Activity
Word for word, restate all of the records.

Dataset rows describing interfaces
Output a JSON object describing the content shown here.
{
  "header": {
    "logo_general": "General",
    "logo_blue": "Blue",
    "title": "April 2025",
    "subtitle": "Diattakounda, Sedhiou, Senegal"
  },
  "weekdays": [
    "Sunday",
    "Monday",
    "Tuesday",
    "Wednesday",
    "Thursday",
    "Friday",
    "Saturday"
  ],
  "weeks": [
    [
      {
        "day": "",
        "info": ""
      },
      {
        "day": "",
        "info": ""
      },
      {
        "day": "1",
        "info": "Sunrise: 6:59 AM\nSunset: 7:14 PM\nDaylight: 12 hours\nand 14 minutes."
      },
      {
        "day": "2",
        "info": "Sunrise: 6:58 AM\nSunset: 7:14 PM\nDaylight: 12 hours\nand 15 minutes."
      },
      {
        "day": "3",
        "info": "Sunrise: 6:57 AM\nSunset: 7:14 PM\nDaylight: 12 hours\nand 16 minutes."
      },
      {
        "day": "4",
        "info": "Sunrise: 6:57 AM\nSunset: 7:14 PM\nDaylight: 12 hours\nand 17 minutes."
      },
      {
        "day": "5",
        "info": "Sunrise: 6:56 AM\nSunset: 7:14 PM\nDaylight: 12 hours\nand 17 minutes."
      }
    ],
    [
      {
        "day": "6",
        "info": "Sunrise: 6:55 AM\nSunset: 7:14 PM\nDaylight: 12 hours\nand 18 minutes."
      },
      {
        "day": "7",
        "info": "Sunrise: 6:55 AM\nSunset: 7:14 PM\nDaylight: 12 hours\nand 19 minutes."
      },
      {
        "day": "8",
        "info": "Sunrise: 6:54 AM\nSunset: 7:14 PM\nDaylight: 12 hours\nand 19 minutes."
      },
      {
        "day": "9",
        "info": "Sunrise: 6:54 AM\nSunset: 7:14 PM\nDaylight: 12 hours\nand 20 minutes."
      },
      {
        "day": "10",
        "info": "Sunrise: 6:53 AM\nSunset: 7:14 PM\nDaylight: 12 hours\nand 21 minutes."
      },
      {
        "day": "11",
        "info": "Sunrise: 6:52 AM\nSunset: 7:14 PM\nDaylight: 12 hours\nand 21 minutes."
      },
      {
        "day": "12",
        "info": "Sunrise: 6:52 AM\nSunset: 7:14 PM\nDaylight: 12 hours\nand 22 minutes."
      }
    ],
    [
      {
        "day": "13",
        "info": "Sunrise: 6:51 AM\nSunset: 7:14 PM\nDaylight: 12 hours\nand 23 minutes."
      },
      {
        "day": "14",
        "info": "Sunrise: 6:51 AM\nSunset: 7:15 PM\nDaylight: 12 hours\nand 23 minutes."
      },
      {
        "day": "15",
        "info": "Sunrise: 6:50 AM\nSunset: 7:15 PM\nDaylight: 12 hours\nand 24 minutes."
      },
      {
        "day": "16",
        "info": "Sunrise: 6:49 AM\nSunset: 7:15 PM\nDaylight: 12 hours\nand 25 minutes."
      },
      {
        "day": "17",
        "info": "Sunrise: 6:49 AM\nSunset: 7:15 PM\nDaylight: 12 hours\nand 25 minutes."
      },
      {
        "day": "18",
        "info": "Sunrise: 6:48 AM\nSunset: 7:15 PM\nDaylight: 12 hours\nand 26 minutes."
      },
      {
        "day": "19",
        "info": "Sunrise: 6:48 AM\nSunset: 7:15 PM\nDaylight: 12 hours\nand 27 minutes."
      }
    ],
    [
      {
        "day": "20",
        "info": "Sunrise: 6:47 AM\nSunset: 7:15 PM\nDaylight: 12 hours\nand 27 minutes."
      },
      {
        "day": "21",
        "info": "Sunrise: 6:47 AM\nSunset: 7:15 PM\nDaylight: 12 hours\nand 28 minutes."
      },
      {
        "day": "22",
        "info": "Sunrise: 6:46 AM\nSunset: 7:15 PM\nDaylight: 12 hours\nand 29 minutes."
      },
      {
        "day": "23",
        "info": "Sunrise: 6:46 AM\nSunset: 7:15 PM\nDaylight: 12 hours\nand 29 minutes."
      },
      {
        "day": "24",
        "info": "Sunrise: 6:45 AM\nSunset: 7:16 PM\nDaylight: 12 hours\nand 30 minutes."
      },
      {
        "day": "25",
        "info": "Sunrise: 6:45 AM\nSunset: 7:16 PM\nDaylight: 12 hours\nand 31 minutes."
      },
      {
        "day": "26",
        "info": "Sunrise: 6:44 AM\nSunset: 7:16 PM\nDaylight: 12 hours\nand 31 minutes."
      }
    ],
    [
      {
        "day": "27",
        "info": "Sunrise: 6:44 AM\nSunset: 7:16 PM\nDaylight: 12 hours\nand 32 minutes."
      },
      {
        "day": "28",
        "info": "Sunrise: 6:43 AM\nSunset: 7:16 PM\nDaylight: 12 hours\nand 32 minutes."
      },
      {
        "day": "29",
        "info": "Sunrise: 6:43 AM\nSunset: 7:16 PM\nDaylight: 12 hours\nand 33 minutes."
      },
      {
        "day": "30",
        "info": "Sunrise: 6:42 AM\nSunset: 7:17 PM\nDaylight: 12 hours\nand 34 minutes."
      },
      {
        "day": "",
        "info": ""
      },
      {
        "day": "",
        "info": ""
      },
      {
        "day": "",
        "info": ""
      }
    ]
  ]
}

Answer to this problem
Output a JSON object describing the content shown here.
{
  "header": {
    "logo_general": "General",
    "logo_blue": "Blue",
    "title": "April 2025",
    "subtitle": "Diattakounda, Sedhiou, Senegal"
  },
  "weekdays": [
    "Sunday",
    "Monday",
    "Tuesday",
    "Wednesday",
    "Thursday",
    "Friday",
    "Saturday"
  ],
  "weeks": [
    [
      {
        "day": "",
        "info": ""
      },
      {
        "day": "",
        "info": ""
      },
      {
        "day": "1",
        "info": "Sunrise: 6:59 AM\nSunset: 7:14 PM\nDaylight: 12 hours\nand 14 minutes."
      },
      {
        "day": "2",
        "info": "Sunrise: 6:58 AM\nSunset: 7:14 PM\nDaylight: 12 hours\nand 15 minutes."
      },
      {
        "day": "3",
        "info": "Sunrise: 6:57 AM\nSunset: 7:14 PM\nDaylight: 12 hours\nand 16 minutes."
      },
      {
        "day": "4",
        "info": "Sunrise: 6:57 AM\nSunset: 7:14 PM\nDaylight: 12 hours\nand 17 minutes."
      },
      {
        "day": "5",
        "info": "Sunrise: 6:56 AM\nSunset: 7:14 PM\nDaylight: 12 hours\nand 17 minutes."
      }
    ],
    [
      {
        "day": "6",
        "info": "Sunrise: 6:55 AM\nSunset: 7:14 PM\nDaylight: 12 hours\nand 18 minutes."
      },
      {
        "day": "7",
        "info": "Sunrise: 6:55 AM\nSunset: 7:14 PM\nDaylight: 12 hours\nand 19 minutes."
      },
      {
        "day": "8",
        "info": "Sunrise: 6:54 AM\nSunset: 7:14 PM\nDaylight: 12 hours\nand 19 minutes."
      },
      {
        "day": "9",
        "info": "Sunrise: 6:54 AM\nSunset: 7:14 PM\nDaylight: 12 hours\nand 20 minutes."
      },
      {
        "day": "10",
        "info": "Sunrise: 6:53 AM\nSunset: 7:14 PM\nDaylight: 12 hours\nand 21 minutes."
      },
      {
        "day": "11",
        "info": "Sunrise: 6:52 AM\nSunset: 7:14 PM\nDaylight: 12 hours\nand 21 minutes."
      },
      {
        "day": "12",
        "info": "Sunrise: 6:52 AM\nSunset: 7:14 PM\nDaylight: 12 hours\nand 22 minutes."
      }
    ],
    [
      {
        "day": "13",
        "info": "Sunrise: 6:51 AM\nSunset: 7:14 PM\nDaylight: 12 hours\nand 23 minutes."
      },
      {
        "day": "14",
        "info": "Sunrise: 6:51 AM\nSunset: 7:15 PM\nDaylight: 12 hours\nand 23 minutes."
      },
      {
        "day": "15",
        "info": "Sunrise: 6:50 AM\nSunset: 7:15 PM\nDaylight: 12 hours\nand 24 minutes."
      },
      {
        "day": "16",
        "info": "Sunrise: 6:49 AM\nSunset: 7:15 PM\nDaylight: 12 hours\nand 25 minutes."
      },
      {
        "day": "17",
        "info": "Sunrise: 6:49 AM\nSunset: 7:15 PM\nDaylight: 12 hours\nand 25 minutes."
      },
      {
        "day": "18",
        "info": "Sunrise: 6:48 AM\nSunset: 7:15 PM\nDaylight: 12 hours\nand 26 minutes."
      },
      {
        "day": "19",
        "info": "Sunrise: 6:48 AM\nSunset: 7:15 PM\nDaylight: 12 hours\nand 27 minutes."
      }
    ],
    [
      {
        "day": "20",
        "info": "Sunrise: 6:47 AM\nSunset: 7:15 PM\nDaylight: 12 hours\nand 27 minutes."
      },
      {
        "day": "21",
        "info": "Sunrise: 6:47 AM\nSunset: 7:15 PM\nDaylight: 12 hours\nand 28 minutes."
      },
      {
        "day": "22",
        "info": "Sunrise: 6:46 AM\nSunset: 7:15 PM\nDaylight: 12 hours\nand 29 minutes."
      },
      {
        "day": "23",
        "info": "Sunrise: 6:46 AM\nSunset: 7:15 PM\nDaylight: 12 hours\nand 29 minutes."
      },
      {
        "day": "24",
        "info": "Sunrise: 6:45 AM\nSunset: 7:16 PM\nDaylight: 12 hours\nand 30 minutes."
      },
      {
        "day": "25",
        "info": "Sunrise: 6:45 AM\nSunset: 7:16 PM\nDaylight: 12 hours\nand 31 minutes."
      },
      {
        "day": "26",
        "info": "Sunrise: 6:44 AM\nSunset: 7:16 PM\nDaylight: 12 hours\nand 31 minutes."
      }
    ],
    [
      {
        "day": "27",
        "info": "Sunrise: 6:44 AM\nSunset: 7:16 PM\nDaylight: 12 hours\nand 32 minutes."
      },
      {
        "day": "28",
        "info": "Sunrise: 6:43 AM\nSunset: 7:16 PM\nDaylight: 12 hours\nand 32 minutes."
      },
      {
        "day": "29",
        "info": "Sunrise: 6:43 AM\nSunset: 7:16 PM\nDaylight: 12 hours\nand 33 minutes."
      },
      {
        "day": "30",
        "info": "Sunrise: 6:42 AM\nSunset: 7:17 PM\nDaylight: 12 hours\nand 34 minutes."
      },
      {
        "day": "",
        "info": ""
      },
      {
        "day": "",
        "info": ""
      },
      {
        "day": "",
        "info": ""
      }
    ]
  ]
}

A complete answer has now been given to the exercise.